More on gas-free beans?
Your November 2006 issue included a brief article entitled "Gas-free Beans." Could you go into further detail about cooking the beans in the juices from a previous batch? Should I add more water to a batch of beans, cook, drain, and then freeze what liquid I don't want and use it the next time?

—Marlene Glass, via e-mail

What's on your mind?
Send comments and suggestions to Letters, Delicious Living, 1401 Pearl St., Boulder, CO 80302, or e-mail us at Please include your full name, address, and daytime phone number. Letters may be edited for length and clarity.

Good question. Refrigerate or freeze any extra cooking liquid from your first batch of beans; add this to your next batch when ready to cook. This method naturally infuses the beans with beneficial, gas-reducing bacteria.


Milk and hormones
I usually look forward to receiving your magazine from the health food store I frequent, but I have to say that I am shocked that a magazine—especially one that promotes the message that healthy, organic foods are optimal—would print an article that reads like an advertisement for milk produced with bovine growth hormones [rBGH] ("Got Twins?" December 2006). To make women who crave twins think that drinking large amounts of hormone-tinged milk may help them achieve their goal is nauseating. Accompanying the article with a photo of a very thin, healthy, beautiful woman drinking a glass of milk while maternally rubbing her expanding belly further promotes the message: "Want twins? Then drink milk laced with synthetic growth hormones."

—Alicia Pfaff, via e-mail
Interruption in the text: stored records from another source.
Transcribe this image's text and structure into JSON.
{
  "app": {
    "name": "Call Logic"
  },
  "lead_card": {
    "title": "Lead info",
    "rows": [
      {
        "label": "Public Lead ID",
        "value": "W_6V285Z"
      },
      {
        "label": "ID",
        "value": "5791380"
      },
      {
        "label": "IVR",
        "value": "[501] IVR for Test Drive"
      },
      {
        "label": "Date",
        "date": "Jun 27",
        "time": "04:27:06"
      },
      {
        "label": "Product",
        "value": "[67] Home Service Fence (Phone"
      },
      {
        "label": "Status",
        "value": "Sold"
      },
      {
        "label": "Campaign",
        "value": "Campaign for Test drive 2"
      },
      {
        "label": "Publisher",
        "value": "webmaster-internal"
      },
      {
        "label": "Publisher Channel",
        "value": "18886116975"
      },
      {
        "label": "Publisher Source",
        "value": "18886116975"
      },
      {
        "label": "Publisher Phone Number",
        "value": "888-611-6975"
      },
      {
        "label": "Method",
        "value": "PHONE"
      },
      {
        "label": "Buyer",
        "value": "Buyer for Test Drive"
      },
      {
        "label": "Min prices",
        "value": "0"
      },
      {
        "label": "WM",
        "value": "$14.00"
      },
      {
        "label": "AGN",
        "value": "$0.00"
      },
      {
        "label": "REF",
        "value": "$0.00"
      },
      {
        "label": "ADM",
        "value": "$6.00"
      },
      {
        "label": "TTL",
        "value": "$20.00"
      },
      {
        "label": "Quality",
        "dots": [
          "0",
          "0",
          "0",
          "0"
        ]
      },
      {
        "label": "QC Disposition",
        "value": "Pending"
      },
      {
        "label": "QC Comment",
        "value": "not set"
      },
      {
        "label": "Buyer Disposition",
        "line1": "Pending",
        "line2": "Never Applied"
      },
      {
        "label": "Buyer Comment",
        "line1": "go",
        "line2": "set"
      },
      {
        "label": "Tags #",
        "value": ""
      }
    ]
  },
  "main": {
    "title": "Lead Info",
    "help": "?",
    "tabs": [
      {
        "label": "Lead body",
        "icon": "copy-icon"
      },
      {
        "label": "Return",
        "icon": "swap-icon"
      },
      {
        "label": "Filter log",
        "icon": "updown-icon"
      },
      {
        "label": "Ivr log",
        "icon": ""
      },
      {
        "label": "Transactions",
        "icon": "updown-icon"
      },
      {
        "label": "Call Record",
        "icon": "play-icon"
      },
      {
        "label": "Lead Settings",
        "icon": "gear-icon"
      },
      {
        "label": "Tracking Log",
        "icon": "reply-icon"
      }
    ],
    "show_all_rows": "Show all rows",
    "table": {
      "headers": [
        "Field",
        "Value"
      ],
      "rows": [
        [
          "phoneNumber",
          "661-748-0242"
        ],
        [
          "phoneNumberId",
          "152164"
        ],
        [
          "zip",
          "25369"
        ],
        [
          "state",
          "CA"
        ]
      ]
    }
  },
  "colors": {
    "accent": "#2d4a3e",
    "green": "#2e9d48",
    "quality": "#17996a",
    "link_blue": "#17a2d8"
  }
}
Thank you taking the time to respond to our article. We certainly understand your concerns about the message. Our intent was, and always is, to inform readers about the study—not to tell them what to do with the information it contains. We regret any misunderstanding.